### DATASET CONTENT

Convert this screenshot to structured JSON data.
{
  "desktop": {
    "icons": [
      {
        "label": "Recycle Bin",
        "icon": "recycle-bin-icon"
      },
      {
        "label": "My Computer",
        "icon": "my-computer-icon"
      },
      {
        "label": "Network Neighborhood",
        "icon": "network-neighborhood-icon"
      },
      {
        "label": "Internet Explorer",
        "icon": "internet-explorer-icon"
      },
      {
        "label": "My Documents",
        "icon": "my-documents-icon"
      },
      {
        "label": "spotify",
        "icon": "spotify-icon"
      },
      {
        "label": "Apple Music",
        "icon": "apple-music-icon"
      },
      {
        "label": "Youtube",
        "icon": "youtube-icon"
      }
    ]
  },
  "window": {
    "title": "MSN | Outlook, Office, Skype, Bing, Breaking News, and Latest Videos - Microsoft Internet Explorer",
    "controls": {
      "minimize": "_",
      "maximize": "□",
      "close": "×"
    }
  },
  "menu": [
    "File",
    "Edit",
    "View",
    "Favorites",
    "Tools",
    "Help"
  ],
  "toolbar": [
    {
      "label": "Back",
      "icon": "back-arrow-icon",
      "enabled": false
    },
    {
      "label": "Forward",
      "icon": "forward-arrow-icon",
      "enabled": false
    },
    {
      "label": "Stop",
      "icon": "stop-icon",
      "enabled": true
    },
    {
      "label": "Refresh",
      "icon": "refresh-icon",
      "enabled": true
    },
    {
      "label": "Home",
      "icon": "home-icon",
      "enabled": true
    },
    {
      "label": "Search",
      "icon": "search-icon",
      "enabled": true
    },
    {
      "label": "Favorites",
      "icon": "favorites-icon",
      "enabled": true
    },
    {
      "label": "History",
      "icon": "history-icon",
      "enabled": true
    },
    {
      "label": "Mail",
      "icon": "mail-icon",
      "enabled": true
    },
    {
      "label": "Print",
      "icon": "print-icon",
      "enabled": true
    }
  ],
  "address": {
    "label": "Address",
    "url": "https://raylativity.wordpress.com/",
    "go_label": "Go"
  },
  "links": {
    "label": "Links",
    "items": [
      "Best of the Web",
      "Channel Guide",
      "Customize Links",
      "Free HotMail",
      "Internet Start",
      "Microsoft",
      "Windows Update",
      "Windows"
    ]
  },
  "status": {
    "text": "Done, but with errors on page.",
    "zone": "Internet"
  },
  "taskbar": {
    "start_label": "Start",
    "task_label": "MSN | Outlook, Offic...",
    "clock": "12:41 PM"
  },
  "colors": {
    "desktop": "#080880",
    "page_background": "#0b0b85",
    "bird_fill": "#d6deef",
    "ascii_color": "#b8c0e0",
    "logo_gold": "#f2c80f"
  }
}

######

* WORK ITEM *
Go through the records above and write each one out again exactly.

* WRITTEN REPLY *
Convert this screenshot to structured JSON data.
{
  "desktop": {
    "icons": [
      {
        "label": "Recycle Bin",
        "icon": "recycle-bin-icon"
      },
      {
        "label": "My Computer",
        "icon": "my-computer-icon"
      },
      {
        "label": "Network Neighborhood",
        "icon": "network-neighborhood-icon"
      },
      {
        "label": "Internet Explorer",
        "icon": "internet-explorer-icon"
      },
      {
        "label": "My Documents",
        "icon": "my-documents-icon"
      },
      {
        "label": "spotify",
        "icon": "spotify-icon"
      },
      {
        "label": "Apple Music",
        "icon": "apple-music-icon"
      },
      {
        "label": "Youtube",
        "icon": "youtube-icon"
      }
    ]
  },
  "window": {
    "title": "MSN | Outlook, Office, Skype, Bing, Breaking News, and Latest Videos - Microsoft Internet Explorer",
    "controls": {
      "minimize": "_",
      "maximize": "□",
      "close": "×"
    }
  },
  "menu": [
    "File",
    "Edit",
    "View",
    "Favorites",
    "Tools",
    "Help"
  ],
  "toolbar": [
    {
      "label": "Back",
      "icon": "back-arrow-icon",
      "enabled": false
    },
    {
      "label": "Forward",
      "icon": "forward-arrow-icon",
      "enabled": false
    },
    {
      "label": "Stop",
      "icon": "stop-icon",
      "enabled": true
    },
    {
      "label": "Refresh",
      "icon": "refresh-icon",
      "enabled": true
    },
    {
      "label": "Home",
      "icon": "home-icon",
      "enabled": true
    },
    {
      "label": "Search",
      "icon": "search-icon",
      "enabled": true
    },
    {
      "label": "Favorites",
      "icon": "favorites-icon",
      "enabled": true
    },
    {
      "label": "History",
      "icon": "history-icon",
      "enabled": true
    },
    {
      "label": "Mail",
      "icon": "mail-icon",
      "enabled": true
    },
    {
      "label": "Print",
      "icon": "print-icon",
      "enabled": true
    }
  ],
  "address": {
    "label": "Address",
    "url": "https://raylativity.wordpress.com/",
    "go_label": "Go"
  },
  "links": {
    "label": "Links",
    "items": [
      "Best of the Web",
      "Channel Guide",
      "Customize Links",
      "Free HotMail",
      "Internet Start",
      "Microsoft",
      "Windows Update",
      "Windows"
    ]
  },
  "status": {
    "text": "Done, but with errors on page.",
    "zone": "Internet"
  },
  "taskbar": {
    "start_label": "Start",
    "task_label": "MSN | Outlook, Offic...",
    "clock": "12:41 PM"
  },
  "colors": {
    "desktop": "#080880",
    "page_background": "#0b0b85",
    "bird_fill": "#d6deef",
    "ascii_color": "#b8c0e0",
    "logo_gold": "#f2c80f"
  }
}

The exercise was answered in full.